City of Greater Bendigo Parks and Natural Reserves manger Simon Harrison said it was the first time the fungus, which can be spread by the movement of soil, plant material, plant and equipment, poor horticultural hygiene practices and movement within the water table, has been discovered in Bendigo.
“This is cause for concern given that Bendigo boasts a significant number of palm species in both public and private gardens dating back to the Goldrush days," he said.
“Palms are part of our rich golden heritage and are a fantastic feature in many of our public parks and private gardens. Some are very old and it would be disappointing to lose these important species from our landscape due to this fungus."
Mr Harrison said council is encouraging all residents to take some time to inspect their palm trees.
“The main symptom that the fungus is present is visible in the decline of the palm fronds," he said.
“Some residents may have noticed a change in the condition of their palm tree over recent months and if this is the case we are suggesting that they either visit the State Government’s Department of Sustainability and Environment website www.dse.vic.gov.au to obtain a fact sheet or contact the DSE Customer Service Centre on 136 186 for further information.
“It is important to identify the disease and dispose of the palm in an appropriate manner to stop the disease from spreading if it is present.

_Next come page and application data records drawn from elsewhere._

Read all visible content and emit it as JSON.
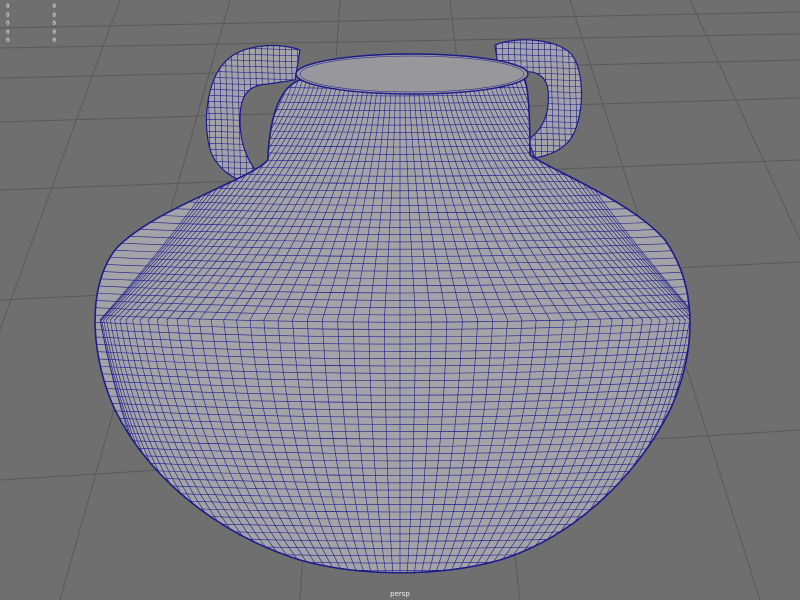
{
  "viewport": {
    "camera_label": "persp",
    "background_color": "#6f6f6f",
    "grid_color": "#5a5a5a",
    "wireframe_color": "#1c1c8a",
    "surface_color": "#a4a3a8"
  },
  "hud": {
    "rows": [
      {
        "key": "0",
        "value": "0"
      },
      {
        "key": "0",
        "value": "0"
      },
      {
        "key": "0",
        "value": "0"
      },
      {
        "key": "0",
        "value": "0"
      },
      {
        "key": "0",
        "value": "0"
      }
    ]
  },
  "scene": {
    "object": "jar-mesh"
  }
}
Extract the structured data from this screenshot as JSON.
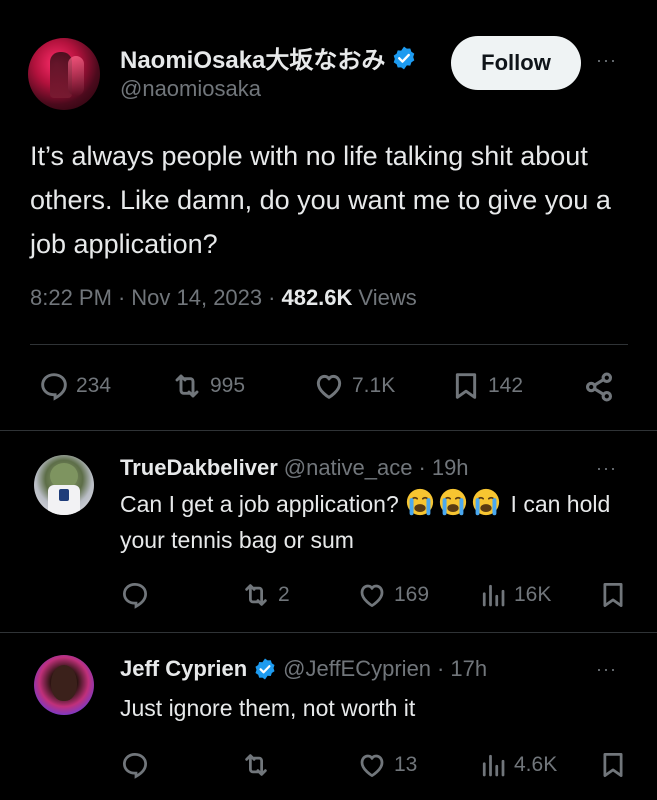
{
  "colors": {
    "background": "#000000",
    "text": "#e7e9ea",
    "muted": "#71767b",
    "verified": "#1d9bf0",
    "divider": "#2f3336"
  },
  "main_tweet": {
    "display_name": "NaomiOsaka大坂なおみ",
    "handle": "@naomiosaka",
    "follow_label": "Follow",
    "more_label": "···",
    "text": "It’s always people with no life talking shit about others. Like damn, do you want me to give you a job application?",
    "time": "8:22 PM",
    "date": "Nov 14, 2023",
    "sep": "·",
    "views_count": "482.6K",
    "views_label": "Views",
    "stats": {
      "replies": "234",
      "reposts": "995",
      "likes": "7.1K",
      "bookmarks": "142"
    },
    "icons": [
      "reply-icon",
      "repost-icon",
      "like-icon",
      "bookmark-icon",
      "share-icon",
      "verified-icon"
    ]
  },
  "replies": [
    {
      "name": "TrueDakbeliver",
      "handle": "@native_ace",
      "sep": "·",
      "age": "19h",
      "text_before": "Can I get a job application? ",
      "emojis": [
        "loudly-crying-face",
        "loudly-crying-face",
        "loudly-crying-face"
      ],
      "text_after": " I can hold your tennis bag or sum",
      "stats": {
        "replies": "",
        "reposts": "2",
        "likes": "169",
        "views": "16K"
      },
      "verified": false
    },
    {
      "name": "Jeff Cyprien",
      "handle": "@JeffECyprien",
      "sep": "·",
      "age": "17h",
      "text": "Just ignore them, not worth it",
      "stats": {
        "replies": "",
        "reposts": "",
        "likes": "13",
        "views": "4.6K"
      },
      "verified": true
    }
  ],
  "more_label": "···"
}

“The council will undertake further testing on the remaining four Washingtonia Palms in the Conservatory Gardens to establish if they are also affected."